Why does my face turn red after a workout? More often than not, a red face from exercise is not something to worry about. It’s just the body’s way of dealing with the extra heat created by exercise.
When you exercise, many changes occur in your body:
- You breathe faster to maximize oxygen levels in your blood.
- A higher heart rate increases blood flow to your muscles.
- Your small blood vessels will dilate to deliver more oxygen to your muscles and carry away waste products that build up.
This dilation causes redness of your skin during exercise.
Your body temperature rises when exercising, and the blood rushes to the skin’s surface, causing you to sweat and cool down, leading to a red face, especially noticeable in fair-skinned people.
Most redness of the face during exercise can be considered normal; However, if you exercise in extreme heat, a red face can be an early sign of heat exhaustion or even heat stroke. Other symptoms of heat exhaustion may include excessive sweating, nausea, and lightheadedness. Heatstroke happens when the body can no longer compensate for the excess heat. Heatstroke can be life-threatening and requires immediate medical attention, as it causes the body’s temperature to rise above 104 degrees Fahrenheit.
While the redness you experience during exercise can not be cured or fixed, you can take steps to try to reduce the redness. Try to train in a cool environment and wear light and loose-fitting clothes. Staying hydrated with plenty of water is the key to preventing heatstroke.
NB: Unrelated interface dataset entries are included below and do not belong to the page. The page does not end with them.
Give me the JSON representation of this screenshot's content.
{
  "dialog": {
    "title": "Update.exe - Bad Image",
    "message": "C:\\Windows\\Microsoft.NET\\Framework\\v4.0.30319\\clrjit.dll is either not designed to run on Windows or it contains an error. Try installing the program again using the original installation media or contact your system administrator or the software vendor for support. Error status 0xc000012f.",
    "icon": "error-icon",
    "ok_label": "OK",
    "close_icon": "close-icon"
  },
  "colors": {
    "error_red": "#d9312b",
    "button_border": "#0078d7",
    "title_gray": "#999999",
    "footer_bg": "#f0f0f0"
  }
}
If you exercise outdoors, exercising early or late in the afternoon can reduce your heat exposure.